Search the entries for the word "area". Copy each line in which it is found.

■ ■ ■ ■ ■

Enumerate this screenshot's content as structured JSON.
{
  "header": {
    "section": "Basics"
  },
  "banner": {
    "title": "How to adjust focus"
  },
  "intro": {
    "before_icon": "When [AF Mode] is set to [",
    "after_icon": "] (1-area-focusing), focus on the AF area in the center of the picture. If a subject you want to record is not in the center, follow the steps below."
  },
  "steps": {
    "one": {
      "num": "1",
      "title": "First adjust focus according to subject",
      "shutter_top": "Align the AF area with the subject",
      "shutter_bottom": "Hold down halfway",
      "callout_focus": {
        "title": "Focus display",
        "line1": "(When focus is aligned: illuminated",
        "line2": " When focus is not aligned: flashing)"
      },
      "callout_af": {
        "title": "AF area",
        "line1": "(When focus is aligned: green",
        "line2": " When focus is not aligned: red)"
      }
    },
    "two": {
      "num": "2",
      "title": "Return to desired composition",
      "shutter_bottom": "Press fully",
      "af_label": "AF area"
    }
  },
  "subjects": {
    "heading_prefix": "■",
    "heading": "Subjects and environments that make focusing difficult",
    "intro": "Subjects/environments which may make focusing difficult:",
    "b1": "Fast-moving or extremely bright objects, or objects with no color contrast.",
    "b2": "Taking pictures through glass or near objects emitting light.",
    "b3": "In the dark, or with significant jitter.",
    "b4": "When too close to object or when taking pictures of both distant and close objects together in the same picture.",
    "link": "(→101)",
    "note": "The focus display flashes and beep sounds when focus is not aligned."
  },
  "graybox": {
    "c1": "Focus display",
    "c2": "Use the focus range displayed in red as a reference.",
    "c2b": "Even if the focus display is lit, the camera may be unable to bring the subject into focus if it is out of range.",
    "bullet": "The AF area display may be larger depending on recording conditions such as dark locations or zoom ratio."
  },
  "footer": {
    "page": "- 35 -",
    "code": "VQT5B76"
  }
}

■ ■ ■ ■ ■

Response:
    "after_icon": "] (1-area-focusing), focus on the AF area in the center of the picture. If a subject you want to record is not in the center, follow the steps below."
      "shutter_top": "Align the AF area with the subject",
        "title": "AF area",
      "af_label": "AF area"
    "bullet": "The AF area display may be larger depending on recording conditions such as dark locations or zoom ratio."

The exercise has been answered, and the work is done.